In his book “Flat Earth News”, Davies gave us a scathing critique of the media; not just some of it, but all of it. Davies’ most damaging dirt is reserved for Kamal Ahmed, the man who – with no prior experience – was appointed as political editor of the Observer after Patrick Wintour moved to the Guardian. The more obviously qualified Andy McSmith was overlooked by the new editor, Roger Alton, whose sympathies were generally right-wing. According to Davies, both Alton and Ahmed were open to endless manipulation by Downing Street, which resulted in uncritical stories about the “findings” of the now notorious “dodgy dossier”.
There were other blatant lies published about Saddam’s alleged connections to Al-Qaida and his arsenal of WMD. Journalists like myself who supported the anti-war movement and individuals like Blix and US republican Scott Ritter were demonised and ridiculed for holding to a narrative which differed from that of the pro-war lobby.
The British and American media ware manipulated by people inside newsrooms who were under the influence of the Bush and Blair camps, manipulation the like of which we can see continuing today in the attacks against anti-war Labour Party leader Jeremy Corbyn.
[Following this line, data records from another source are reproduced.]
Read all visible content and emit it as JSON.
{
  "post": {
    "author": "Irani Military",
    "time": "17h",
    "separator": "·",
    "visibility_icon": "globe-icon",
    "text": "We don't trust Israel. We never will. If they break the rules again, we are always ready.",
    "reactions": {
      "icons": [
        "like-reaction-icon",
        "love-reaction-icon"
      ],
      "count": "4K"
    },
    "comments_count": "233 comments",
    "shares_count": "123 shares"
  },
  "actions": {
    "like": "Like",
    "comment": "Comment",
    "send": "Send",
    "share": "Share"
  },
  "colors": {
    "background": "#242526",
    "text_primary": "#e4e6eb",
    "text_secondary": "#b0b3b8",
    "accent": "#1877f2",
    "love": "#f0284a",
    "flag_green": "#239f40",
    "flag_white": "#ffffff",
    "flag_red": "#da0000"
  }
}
The pro-war lobby appears to be infecting all walks of life, including the media and government.
I don’t know if Chilcot was persuaded to ignore the story of the GCHQ leak or if he simply over-looked it, but as whistle-blower Kathryn Gun writes here, it was a missed opportunity. If nothing else, this is a cautionary tale which serves as a warning about the kind of desperate measures that the US and British governments are prepared to take to get their own way, especially on matters relating to the Middle East. If that means blackmailing, eavesdropping and intercepting the private communications of UN Security Council members, there are those in Washington and London ready, willing and able to do it.